Edited by inventolux (log)

Future Food - our new television show airing 3/30 @ 9pm cst:

http://planetgreen.discovery.com/tv/future-food/

Hope you enjoy the show! Homaro Cantu

Chef/Owner of Moto Restaurant

www.motorestaurant.com

Share this post


Link to post
Share on other sites
The cave owner in Savigny Les Beaune is good friends with RPjr.

He also takes pride in decanting old Madieras from the early 1800's and late 1700's for 48 hours or more.

A Burgundian who is friend with Parker and even likes his taste in Burgundy! :shock:

I don't think a Parker recommendation for a Burgundy will turn many heads around here.

Decanting Madeira and Burgundy don't have a thing to do with each other. Madeira is already oxidized - not much can happen to it in a decanter. The gorgeous aromatics of fine pinot noir are another story.

By the way I will ask Joe about that wine.
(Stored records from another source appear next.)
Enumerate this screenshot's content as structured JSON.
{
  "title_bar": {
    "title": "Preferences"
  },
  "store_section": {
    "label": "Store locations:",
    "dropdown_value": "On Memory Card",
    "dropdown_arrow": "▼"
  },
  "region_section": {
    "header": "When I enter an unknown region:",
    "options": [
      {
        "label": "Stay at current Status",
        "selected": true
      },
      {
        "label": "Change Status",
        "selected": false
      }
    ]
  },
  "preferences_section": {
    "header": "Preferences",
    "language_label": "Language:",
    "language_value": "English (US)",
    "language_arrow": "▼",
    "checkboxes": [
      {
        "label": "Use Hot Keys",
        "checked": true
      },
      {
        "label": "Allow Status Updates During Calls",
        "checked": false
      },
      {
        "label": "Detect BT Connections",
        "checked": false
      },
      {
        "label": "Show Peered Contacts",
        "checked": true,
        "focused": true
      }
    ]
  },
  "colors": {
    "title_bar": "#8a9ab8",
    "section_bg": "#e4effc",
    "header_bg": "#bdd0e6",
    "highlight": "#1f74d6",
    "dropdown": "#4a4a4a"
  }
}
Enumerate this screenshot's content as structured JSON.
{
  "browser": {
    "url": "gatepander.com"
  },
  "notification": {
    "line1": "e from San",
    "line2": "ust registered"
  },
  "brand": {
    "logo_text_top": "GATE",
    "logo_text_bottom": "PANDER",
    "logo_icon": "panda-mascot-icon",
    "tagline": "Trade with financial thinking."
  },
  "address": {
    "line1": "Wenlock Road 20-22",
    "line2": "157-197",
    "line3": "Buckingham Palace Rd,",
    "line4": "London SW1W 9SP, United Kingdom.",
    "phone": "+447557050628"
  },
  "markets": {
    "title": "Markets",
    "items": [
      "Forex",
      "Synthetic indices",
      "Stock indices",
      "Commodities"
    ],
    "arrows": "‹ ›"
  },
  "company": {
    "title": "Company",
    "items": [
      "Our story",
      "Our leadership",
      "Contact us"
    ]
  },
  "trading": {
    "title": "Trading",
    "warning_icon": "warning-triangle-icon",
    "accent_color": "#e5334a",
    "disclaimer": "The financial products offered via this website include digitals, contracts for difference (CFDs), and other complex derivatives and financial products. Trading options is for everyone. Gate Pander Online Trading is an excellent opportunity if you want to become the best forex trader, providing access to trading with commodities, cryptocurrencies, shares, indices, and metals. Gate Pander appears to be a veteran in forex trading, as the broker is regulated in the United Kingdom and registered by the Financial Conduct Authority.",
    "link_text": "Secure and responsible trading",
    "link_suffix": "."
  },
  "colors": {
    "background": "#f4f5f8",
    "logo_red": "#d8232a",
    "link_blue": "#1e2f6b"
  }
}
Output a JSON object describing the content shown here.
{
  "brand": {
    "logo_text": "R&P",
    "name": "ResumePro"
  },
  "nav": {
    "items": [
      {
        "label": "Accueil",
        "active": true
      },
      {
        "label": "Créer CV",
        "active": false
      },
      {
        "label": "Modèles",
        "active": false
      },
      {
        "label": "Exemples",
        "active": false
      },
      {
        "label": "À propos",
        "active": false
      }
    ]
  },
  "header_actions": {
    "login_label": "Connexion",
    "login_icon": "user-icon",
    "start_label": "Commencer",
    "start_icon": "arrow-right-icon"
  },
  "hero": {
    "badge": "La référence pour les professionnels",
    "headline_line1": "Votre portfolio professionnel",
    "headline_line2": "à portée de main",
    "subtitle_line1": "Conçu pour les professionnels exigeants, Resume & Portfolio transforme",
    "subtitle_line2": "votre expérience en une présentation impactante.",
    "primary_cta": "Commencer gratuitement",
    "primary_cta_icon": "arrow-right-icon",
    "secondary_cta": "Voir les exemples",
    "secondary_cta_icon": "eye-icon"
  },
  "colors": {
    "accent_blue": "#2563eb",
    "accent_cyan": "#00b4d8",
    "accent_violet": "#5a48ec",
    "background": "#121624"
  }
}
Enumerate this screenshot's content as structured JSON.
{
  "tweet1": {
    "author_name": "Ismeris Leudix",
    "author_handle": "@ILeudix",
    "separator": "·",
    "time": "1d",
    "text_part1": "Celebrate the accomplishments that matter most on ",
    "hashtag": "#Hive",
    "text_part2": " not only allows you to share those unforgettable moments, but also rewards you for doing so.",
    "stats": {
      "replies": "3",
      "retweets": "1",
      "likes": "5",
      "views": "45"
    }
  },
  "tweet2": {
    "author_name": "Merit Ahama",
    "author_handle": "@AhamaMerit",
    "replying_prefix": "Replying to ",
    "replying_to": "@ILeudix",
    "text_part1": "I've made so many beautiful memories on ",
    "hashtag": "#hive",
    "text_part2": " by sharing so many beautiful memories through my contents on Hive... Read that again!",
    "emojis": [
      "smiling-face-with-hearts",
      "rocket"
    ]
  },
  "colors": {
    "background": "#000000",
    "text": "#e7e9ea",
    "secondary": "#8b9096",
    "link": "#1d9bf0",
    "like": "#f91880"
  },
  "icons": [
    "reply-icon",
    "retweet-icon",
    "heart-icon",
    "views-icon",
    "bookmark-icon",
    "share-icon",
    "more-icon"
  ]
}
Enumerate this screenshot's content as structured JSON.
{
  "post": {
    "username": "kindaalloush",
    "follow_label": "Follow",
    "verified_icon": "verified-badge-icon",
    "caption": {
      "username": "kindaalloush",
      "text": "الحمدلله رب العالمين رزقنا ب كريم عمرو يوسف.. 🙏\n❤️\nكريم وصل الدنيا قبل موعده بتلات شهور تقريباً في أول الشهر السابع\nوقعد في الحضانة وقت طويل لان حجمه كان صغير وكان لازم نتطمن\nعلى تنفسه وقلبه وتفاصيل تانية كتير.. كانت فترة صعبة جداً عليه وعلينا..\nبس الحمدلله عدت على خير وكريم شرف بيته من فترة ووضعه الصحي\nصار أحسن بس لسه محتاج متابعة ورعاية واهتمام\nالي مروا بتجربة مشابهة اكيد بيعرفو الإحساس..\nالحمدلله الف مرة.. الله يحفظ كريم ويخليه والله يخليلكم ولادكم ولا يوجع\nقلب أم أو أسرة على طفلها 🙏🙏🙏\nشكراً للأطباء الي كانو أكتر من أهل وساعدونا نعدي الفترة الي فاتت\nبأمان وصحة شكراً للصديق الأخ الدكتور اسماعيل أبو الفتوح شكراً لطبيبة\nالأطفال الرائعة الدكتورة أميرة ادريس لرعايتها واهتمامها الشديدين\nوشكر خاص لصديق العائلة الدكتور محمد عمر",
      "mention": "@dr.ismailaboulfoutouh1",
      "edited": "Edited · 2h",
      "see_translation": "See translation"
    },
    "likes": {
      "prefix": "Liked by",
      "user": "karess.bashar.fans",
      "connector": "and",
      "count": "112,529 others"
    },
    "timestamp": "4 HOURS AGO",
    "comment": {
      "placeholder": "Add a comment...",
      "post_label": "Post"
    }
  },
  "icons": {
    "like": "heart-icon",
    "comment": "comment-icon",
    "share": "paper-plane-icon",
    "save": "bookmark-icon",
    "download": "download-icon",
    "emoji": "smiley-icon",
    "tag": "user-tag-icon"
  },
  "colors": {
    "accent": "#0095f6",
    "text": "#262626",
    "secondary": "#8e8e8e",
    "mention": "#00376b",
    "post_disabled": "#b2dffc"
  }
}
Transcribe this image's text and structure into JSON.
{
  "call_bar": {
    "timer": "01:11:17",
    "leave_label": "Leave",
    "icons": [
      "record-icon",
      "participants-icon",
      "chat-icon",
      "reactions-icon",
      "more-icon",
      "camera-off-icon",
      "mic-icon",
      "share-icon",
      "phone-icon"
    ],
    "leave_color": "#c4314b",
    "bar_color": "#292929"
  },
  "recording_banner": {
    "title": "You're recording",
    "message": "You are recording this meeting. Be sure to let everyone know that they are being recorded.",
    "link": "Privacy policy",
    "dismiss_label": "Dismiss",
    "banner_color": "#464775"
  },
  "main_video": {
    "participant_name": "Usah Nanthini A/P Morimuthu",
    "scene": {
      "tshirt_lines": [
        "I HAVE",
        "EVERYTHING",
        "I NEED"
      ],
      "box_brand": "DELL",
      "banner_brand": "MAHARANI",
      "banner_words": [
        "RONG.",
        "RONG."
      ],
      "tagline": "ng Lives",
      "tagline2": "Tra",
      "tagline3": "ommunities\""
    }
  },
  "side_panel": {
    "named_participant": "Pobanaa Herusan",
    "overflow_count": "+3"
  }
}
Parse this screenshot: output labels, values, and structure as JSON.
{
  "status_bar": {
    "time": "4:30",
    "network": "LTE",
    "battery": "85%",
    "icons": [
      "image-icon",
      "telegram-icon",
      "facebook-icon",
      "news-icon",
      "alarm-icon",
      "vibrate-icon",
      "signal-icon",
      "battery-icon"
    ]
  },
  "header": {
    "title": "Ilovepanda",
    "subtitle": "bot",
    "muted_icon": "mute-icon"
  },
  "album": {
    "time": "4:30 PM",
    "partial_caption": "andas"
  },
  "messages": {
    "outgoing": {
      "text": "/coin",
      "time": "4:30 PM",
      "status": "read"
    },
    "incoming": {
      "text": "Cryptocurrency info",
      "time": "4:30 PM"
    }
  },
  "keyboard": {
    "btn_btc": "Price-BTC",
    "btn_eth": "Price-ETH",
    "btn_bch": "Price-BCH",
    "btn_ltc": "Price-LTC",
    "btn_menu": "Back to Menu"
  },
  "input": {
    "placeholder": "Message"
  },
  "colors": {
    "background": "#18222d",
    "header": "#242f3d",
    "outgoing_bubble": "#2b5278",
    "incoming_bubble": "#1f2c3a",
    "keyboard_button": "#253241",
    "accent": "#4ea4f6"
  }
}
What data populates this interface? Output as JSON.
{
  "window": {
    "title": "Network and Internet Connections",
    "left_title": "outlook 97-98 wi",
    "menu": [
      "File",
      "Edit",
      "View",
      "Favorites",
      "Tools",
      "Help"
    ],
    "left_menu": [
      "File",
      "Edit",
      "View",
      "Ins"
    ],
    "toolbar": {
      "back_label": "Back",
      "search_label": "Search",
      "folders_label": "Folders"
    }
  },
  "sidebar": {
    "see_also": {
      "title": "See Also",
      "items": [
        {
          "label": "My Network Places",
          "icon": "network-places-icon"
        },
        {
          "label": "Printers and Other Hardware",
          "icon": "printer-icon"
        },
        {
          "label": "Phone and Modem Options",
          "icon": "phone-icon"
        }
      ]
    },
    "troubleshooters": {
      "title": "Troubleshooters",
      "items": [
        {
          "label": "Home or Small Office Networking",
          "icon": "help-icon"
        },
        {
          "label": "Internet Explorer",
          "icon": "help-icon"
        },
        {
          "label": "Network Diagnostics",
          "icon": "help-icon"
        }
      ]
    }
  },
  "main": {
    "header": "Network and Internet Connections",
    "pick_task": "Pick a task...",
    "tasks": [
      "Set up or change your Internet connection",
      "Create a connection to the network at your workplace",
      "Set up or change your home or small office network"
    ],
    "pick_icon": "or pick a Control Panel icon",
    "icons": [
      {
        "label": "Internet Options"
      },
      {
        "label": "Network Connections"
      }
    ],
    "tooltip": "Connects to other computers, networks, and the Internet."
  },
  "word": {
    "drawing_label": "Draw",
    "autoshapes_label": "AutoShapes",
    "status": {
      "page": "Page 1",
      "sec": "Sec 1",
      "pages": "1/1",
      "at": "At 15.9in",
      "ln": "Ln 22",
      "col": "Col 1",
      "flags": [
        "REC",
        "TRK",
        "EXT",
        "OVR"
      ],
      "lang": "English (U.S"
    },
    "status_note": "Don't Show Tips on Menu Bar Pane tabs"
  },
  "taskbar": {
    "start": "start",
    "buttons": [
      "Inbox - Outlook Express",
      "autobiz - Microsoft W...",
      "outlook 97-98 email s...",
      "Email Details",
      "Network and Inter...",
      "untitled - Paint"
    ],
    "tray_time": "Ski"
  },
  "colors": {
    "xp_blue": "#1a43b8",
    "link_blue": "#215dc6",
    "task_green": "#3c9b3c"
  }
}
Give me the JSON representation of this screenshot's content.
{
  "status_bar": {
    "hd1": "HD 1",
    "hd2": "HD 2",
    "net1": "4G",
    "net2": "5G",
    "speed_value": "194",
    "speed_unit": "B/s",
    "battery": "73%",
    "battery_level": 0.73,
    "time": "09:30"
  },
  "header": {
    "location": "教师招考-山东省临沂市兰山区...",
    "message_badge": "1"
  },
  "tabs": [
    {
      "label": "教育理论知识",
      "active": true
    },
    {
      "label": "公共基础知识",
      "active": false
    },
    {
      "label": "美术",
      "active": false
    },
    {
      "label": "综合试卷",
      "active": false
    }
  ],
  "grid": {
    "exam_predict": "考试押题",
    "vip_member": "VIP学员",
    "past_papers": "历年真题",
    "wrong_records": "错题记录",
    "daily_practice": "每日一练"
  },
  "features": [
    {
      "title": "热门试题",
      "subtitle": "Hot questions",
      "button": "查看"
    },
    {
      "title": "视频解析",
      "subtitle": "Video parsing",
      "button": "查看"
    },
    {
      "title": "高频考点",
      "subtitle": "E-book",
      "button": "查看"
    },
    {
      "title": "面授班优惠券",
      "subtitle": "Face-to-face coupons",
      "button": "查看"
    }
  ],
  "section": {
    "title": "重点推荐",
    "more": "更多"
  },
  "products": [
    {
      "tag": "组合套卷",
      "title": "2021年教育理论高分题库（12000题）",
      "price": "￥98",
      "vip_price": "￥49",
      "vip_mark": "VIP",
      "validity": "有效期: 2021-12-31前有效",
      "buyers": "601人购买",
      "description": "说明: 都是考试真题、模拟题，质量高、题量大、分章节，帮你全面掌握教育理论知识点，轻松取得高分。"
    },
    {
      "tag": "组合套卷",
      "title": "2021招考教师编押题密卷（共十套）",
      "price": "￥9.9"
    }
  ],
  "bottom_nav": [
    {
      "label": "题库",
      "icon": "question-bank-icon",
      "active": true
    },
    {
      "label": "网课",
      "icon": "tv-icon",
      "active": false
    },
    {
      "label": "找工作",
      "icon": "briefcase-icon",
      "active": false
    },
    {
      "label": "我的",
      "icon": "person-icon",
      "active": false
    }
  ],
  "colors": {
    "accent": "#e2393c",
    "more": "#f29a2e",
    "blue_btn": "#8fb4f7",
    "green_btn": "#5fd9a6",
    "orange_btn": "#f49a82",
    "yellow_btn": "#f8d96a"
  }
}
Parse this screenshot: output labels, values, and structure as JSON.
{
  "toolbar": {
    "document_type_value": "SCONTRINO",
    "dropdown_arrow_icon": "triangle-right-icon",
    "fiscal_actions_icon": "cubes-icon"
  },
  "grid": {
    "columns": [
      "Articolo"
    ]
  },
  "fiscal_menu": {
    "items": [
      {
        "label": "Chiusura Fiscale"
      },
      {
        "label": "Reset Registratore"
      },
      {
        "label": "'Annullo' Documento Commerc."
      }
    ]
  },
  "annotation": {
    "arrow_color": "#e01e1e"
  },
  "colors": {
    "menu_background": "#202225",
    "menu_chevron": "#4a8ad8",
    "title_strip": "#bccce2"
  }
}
He is an old friend.

Share this post


Link to post
Share on other sites

An interesting tidbit from the Beaux Freres (Oregon) web site about decanting Pinot Noir (disclaimer - RMP Jr. is a co-owner of this winery and it shows in the wine style that is produced)...

To Decant Or Not Decant

This is a controversial subject, especially when it comes to Pinot Noir. Decanting is the simple process of carefully pouring a wine from its bottle into a glass decanter in order to both separate it from the sediment in the bottom of the bottle and to aerate the wine. In a wine with abundant sediment, it is almost impossible to drink the last 6-8 ounces in the bottle if it has not been decanted. Where decanting becomes controversial is that unlike Cabernet Sauvignon, Syrah, or Nebbiolo-based wines, which improve significantly with aeration, Pinot Noir has such a highly nuanced, delicate perfume that these fragile aromas can dissipate/deteriorate quickly because of excessive exposure to aeration. For that reason, many old time Burgundians refuse to decant their wines regardless of how much sediment they contain. Our wines, which are never fined or filtered, begin to throw a sediment between 3-4 years of age. The richest vintages, 2000, 1999, 1998, 1994, 1993, and 1992, will consistently throw a heavier sediment than lighter years such as 2001 or 1995. Our position is that when the wine has some sediment, decanting is recommended, but only 10-15 minutes prior to serving. With respect to our young vintages, which sometimes have noticeable CO2 the same rule applies. Because we bottle our wines with low sulphur and relatively high levels of CO2, which early in life give the wines a slightly spritzy component, yet protects the fruit and perfume (we learned of this practice from Burgundy's great Henri Jayer), those who drink our wines in the first 12-24 months after bottling are advised to decant. Of course, it all comes down to a matter of taste, but as long as decanting is done ten minutes prior to service, we have not noticed any deterioration in the complex Pinot Noir aromas.

Share this post


Link to post
Share on other sites
Sign in to follow this  

  • Recently Browsing   0 members

    No registered users viewing this page.

×
×
  • Create New...